■ WORKING DATA ■
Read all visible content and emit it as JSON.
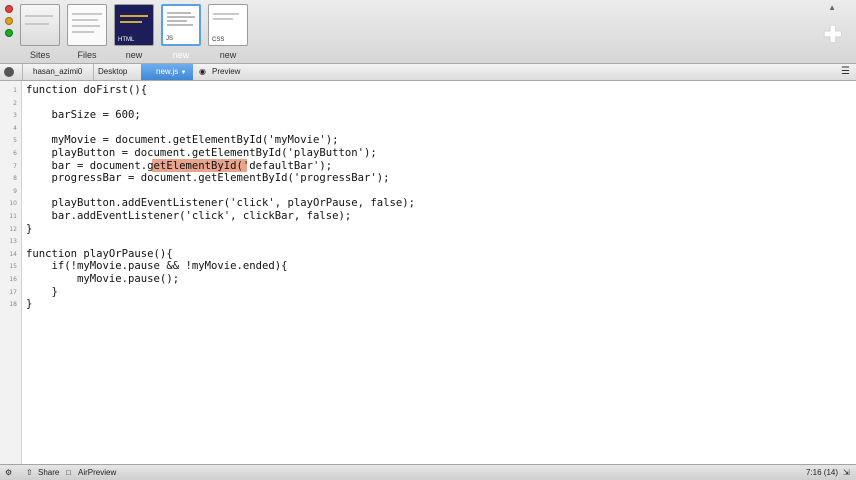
{
  "toolbar": {
    "tiles": [
      {
        "label": "Sites",
        "badge": ""
      },
      {
        "label": "Files",
        "badge": ""
      },
      {
        "label": "new",
        "badge": "HTML"
      },
      {
        "label": "new",
        "badge": "JS"
      },
      {
        "label": "new",
        "badge": "CSS"
      }
    ],
    "add_icon": "plus-icon"
  },
  "pathbar": {
    "user": "hasan_azimi0",
    "folder": "Desktop",
    "file": "new.js",
    "preview": "Preview"
  },
  "editor": {
    "line_numbers": [
      "1",
      "2",
      "3",
      "4",
      "5",
      "6",
      "7",
      "8",
      "9",
      "10",
      "11",
      "12",
      "13",
      "14",
      "15",
      "16",
      "17",
      "18"
    ],
    "lines": [
      "function doFirst(){",
      "",
      "    barSize = 600;",
      "",
      "    myMovie = document.getElementById('myMovie');",
      "    playButton = document.getElementById('playButton');",
      "    bar = document.getElementById('defaultBar');",
      "    progressBar = document.getElementById('progressBar');",
      "",
      "    playButton.addEventListener('click', playOrPause, false);",
      "    bar.addEventListener('click', clickBar, false);",
      "}",
      "",
      "function playOrPause(){",
      "    if(!myMovie.pause && !myMovie.ended){",
      "        myMovie.pause();",
      "    }",
      "}"
    ]
  },
  "statusbar": {
    "share": "Share",
    "airpreview": "AirPreview",
    "position": "7:16 (14)"
  }
}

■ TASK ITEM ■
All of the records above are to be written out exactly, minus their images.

■ SOLUTION TO THIS TASK ■
Read all visible content and emit it as JSON.
{
  "toolbar": {
    "tiles": [
      {
        "label": "Sites",
        "badge": ""
      },
      {
        "label": "Files",
        "badge": ""
      },
      {
        "label": "new",
        "badge": "HTML"
      },
      {
        "label": "new",
        "badge": "JS"
      },
      {
        "label": "new",
        "badge": "CSS"
      }
    ],
    "add_icon": "plus-icon"
  },
  "pathbar": {
    "user": "hasan_azimi0",
    "folder": "Desktop",
    "file": "new.js",
    "preview": "Preview"
  },
  "editor": {
    "line_numbers": [
      "1",
      "2",
      "3",
      "4",
      "5",
      "6",
      "7",
      "8",
      "9",
      "10",
      "11",
      "12",
      "13",
      "14",
      "15",
      "16",
      "17",
      "18"
    ],
    "lines": [
      "function doFirst(){",
      "",
      "    barSize = 600;",
      "",
      "    myMovie = document.getElementById('myMovie');",
      "    playButton = document.getElementById('playButton');",
      "    bar = document.getElementById('defaultBar');",
      "    progressBar = document.getElementById('progressBar');",
      "",
      "    playButton.addEventListener('click', playOrPause, false);",
      "    bar.addEventListener('click', clickBar, false);",
      "}",
      "",
      "function playOrPause(){",
      "    if(!myMovie.pause && !myMovie.ended){",
      "        myMovie.pause();",
      "    }",
      "}"
    ]
  },
  "statusbar": {
    "share": "Share",
    "airpreview": "AirPreview",
    "position": "7:16 (14)"
  }
}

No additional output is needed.